Task brief = In every line of the records, look for "JSON", then report how many lines have it and nothing else.

Interface dataset entries
== == ==
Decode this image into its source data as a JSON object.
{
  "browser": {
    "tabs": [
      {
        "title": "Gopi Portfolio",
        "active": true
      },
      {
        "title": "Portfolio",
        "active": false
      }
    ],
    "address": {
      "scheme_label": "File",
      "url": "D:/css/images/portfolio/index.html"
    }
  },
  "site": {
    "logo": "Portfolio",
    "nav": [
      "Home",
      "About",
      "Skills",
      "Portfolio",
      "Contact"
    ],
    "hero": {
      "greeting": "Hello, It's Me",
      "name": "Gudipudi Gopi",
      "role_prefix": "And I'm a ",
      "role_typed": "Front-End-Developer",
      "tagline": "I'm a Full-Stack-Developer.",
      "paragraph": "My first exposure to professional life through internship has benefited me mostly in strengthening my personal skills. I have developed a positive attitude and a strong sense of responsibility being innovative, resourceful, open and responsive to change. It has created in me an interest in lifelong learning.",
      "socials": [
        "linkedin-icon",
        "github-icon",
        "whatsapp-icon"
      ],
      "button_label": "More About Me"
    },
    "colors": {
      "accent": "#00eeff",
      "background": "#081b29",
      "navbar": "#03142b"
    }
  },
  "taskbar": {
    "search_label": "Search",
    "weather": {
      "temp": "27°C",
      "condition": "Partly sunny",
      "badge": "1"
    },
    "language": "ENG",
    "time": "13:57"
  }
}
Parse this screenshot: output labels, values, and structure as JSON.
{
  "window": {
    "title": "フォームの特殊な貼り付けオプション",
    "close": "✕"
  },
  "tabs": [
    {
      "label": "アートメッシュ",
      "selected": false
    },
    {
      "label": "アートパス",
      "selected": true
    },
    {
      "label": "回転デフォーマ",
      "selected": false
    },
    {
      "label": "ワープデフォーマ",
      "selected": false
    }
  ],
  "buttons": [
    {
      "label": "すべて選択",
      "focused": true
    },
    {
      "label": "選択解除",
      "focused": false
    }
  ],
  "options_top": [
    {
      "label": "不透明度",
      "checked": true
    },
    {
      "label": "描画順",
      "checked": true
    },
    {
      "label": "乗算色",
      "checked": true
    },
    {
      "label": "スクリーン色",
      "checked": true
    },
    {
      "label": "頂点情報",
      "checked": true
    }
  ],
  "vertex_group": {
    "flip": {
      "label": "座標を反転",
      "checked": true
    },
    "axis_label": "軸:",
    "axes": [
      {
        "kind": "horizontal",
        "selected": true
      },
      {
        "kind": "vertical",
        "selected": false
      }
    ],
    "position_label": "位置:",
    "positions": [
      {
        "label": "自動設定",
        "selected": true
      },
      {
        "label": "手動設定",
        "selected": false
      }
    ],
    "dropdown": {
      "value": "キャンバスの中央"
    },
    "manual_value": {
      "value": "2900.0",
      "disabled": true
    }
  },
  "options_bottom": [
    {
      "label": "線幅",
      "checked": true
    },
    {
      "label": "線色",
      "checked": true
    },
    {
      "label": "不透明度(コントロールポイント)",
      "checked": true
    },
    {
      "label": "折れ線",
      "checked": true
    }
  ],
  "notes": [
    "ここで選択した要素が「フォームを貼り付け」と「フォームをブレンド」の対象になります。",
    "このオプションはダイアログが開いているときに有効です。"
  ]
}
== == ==
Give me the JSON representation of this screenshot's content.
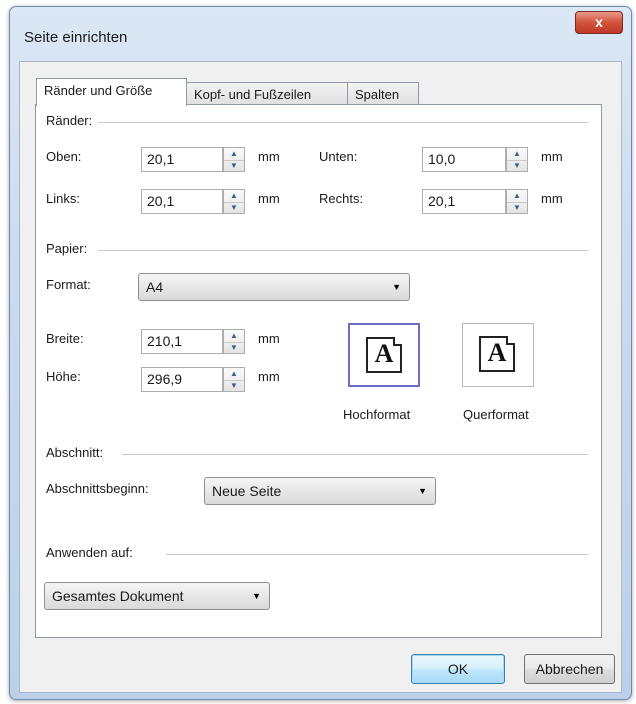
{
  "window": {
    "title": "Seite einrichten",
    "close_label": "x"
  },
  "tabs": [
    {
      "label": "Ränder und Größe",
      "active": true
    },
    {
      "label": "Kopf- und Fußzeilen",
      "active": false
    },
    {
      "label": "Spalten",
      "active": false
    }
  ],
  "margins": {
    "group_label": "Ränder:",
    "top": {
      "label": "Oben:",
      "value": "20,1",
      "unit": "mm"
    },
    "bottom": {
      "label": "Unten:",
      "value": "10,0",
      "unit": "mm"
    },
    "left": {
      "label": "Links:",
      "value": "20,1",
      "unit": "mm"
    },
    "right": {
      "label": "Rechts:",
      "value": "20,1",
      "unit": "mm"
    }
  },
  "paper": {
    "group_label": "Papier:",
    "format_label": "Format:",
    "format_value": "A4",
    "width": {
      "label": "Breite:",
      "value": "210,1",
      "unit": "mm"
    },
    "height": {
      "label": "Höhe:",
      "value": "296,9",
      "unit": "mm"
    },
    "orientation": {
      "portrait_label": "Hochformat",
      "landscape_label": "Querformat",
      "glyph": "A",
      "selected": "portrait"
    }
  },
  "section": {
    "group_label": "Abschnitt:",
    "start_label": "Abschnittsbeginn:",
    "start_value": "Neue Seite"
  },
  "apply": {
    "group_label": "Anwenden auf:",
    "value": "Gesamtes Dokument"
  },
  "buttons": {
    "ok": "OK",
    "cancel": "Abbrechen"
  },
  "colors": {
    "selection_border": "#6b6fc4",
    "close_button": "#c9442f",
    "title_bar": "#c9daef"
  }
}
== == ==
Solution for this problem = 3